======== Provided material
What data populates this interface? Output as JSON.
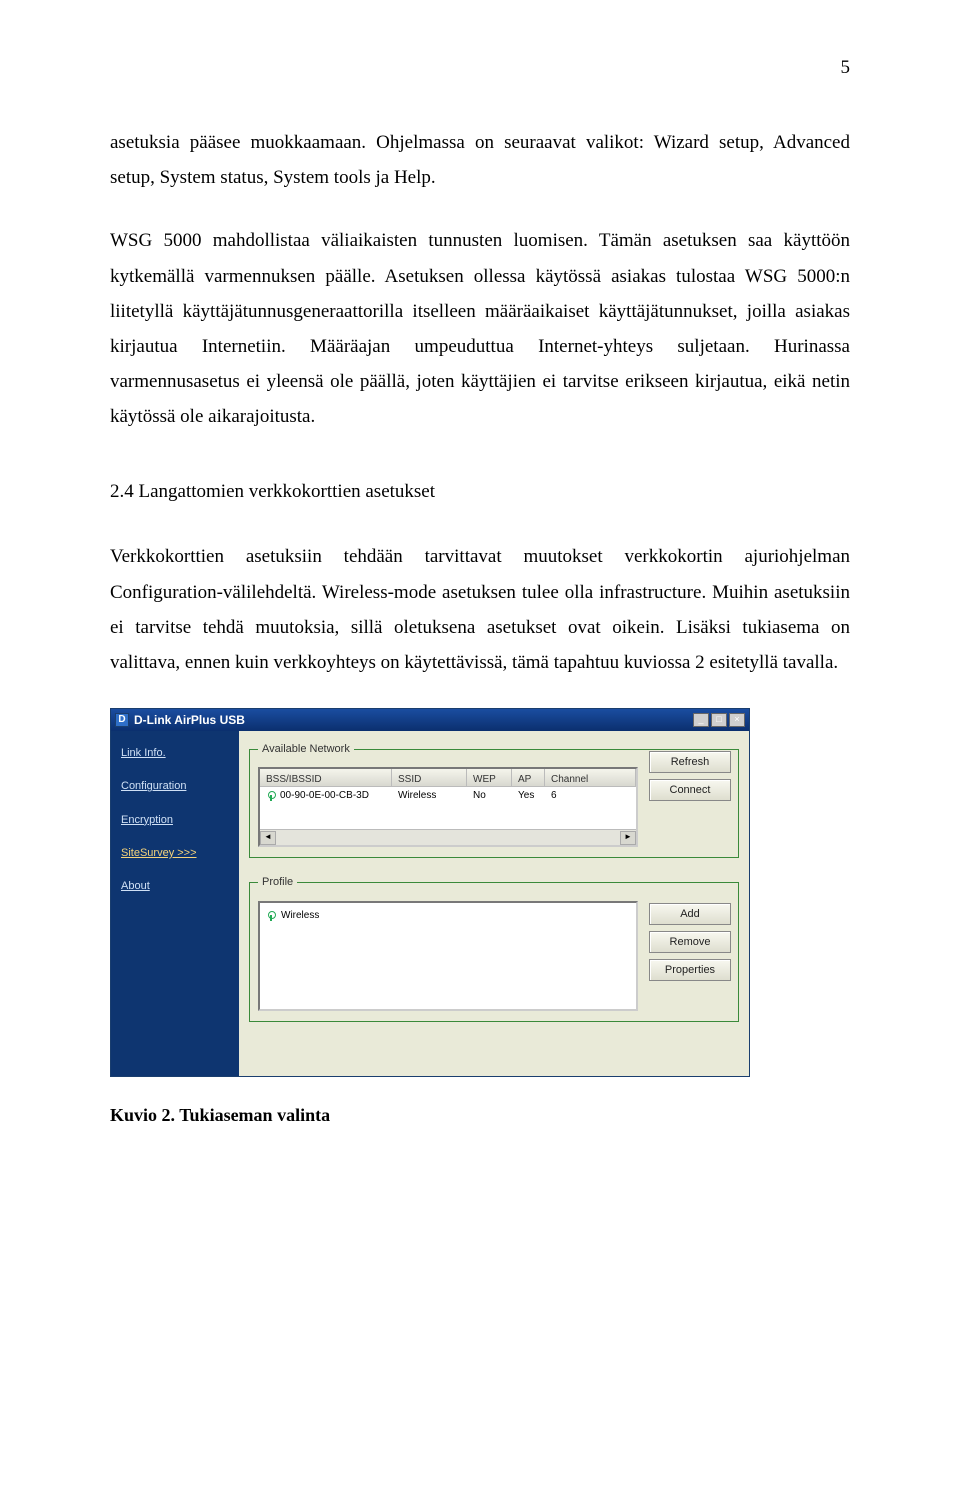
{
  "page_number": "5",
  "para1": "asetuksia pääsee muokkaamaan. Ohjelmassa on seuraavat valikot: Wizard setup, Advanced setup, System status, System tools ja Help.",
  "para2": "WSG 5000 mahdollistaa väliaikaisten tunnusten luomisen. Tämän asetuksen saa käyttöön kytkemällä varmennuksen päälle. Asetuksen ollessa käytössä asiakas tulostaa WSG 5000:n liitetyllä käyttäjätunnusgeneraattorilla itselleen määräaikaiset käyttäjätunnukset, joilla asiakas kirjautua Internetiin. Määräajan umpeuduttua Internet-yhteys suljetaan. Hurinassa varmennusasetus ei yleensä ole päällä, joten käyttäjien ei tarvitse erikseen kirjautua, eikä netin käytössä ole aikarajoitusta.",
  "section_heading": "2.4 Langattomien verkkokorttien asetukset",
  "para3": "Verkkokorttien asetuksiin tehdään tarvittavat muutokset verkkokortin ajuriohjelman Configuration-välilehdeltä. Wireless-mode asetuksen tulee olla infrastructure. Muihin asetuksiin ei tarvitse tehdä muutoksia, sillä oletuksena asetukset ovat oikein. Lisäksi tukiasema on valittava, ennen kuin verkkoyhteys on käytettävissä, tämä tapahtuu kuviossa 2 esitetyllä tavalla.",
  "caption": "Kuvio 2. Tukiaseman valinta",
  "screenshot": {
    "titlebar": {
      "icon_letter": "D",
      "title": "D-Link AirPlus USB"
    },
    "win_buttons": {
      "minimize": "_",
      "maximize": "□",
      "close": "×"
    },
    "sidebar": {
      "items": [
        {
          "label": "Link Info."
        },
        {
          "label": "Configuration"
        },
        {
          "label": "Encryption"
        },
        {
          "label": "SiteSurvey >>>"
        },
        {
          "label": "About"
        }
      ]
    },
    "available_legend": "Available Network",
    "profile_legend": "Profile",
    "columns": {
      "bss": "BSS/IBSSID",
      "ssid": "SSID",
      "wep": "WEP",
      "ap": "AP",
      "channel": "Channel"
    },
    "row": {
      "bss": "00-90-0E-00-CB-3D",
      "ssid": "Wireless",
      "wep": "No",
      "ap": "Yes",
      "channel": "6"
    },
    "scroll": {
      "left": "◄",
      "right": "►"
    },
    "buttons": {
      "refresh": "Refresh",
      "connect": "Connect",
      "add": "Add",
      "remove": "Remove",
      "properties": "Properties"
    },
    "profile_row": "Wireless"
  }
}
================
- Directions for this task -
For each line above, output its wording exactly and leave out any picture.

- Solution for this problem -
What data populates this interface? Output as JSON.
{
  "page_number": "5",
  "para1": "asetuksia pääsee muokkaamaan. Ohjelmassa on seuraavat valikot: Wizard setup, Advanced setup, System status, System tools ja Help.",
  "para2": "WSG 5000 mahdollistaa väliaikaisten tunnusten luomisen. Tämän asetuksen saa käyttöön kytkemällä varmennuksen päälle. Asetuksen ollessa käytössä asiakas tulostaa WSG 5000:n liitetyllä käyttäjätunnusgeneraattorilla itselleen määräaikaiset käyttäjätunnukset, joilla asiakas kirjautua Internetiin. Määräajan umpeuduttua Internet-yhteys suljetaan. Hurinassa varmennusasetus ei yleensä ole päällä, joten käyttäjien ei tarvitse erikseen kirjautua, eikä netin käytössä ole aikarajoitusta.",
  "section_heading": "2.4 Langattomien verkkokorttien asetukset",
  "para3": "Verkkokorttien asetuksiin tehdään tarvittavat muutokset verkkokortin ajuriohjelman Configuration-välilehdeltä. Wireless-mode asetuksen tulee olla infrastructure. Muihin asetuksiin ei tarvitse tehdä muutoksia, sillä oletuksena asetukset ovat oikein. Lisäksi tukiasema on valittava, ennen kuin verkkoyhteys on käytettävissä, tämä tapahtuu kuviossa 2 esitetyllä tavalla.",
  "caption": "Kuvio 2. Tukiaseman valinta",
  "screenshot": {
    "titlebar": {
      "icon_letter": "D",
      "title": "D-Link AirPlus USB"
    },
    "win_buttons": {
      "minimize": "_",
      "maximize": "□",
      "close": "×"
    },
    "sidebar": {
      "items": [
        {
          "label": "Link Info."
        },
        {
          "label": "Configuration"
        },
        {
          "label": "Encryption"
        },
        {
          "label": "SiteSurvey >>>"
        },
        {
          "label": "About"
        }
      ]
    },
    "available_legend": "Available Network",
    "profile_legend": "Profile",
    "columns": {
      "bss": "BSS/IBSSID",
      "ssid": "SSID",
      "wep": "WEP",
      "ap": "AP",
      "channel": "Channel"
    },
    "row": {
      "bss": "00-90-0E-00-CB-3D",
      "ssid": "Wireless",
      "wep": "No",
      "ap": "Yes",
      "channel": "6"
    },
    "scroll": {
      "left": "◄",
      "right": "►"
    },
    "buttons": {
      "refresh": "Refresh",
      "connect": "Connect",
      "add": "Add",
      "remove": "Remove",
      "properties": "Properties"
    },
    "profile_row": "Wireless"
  }
}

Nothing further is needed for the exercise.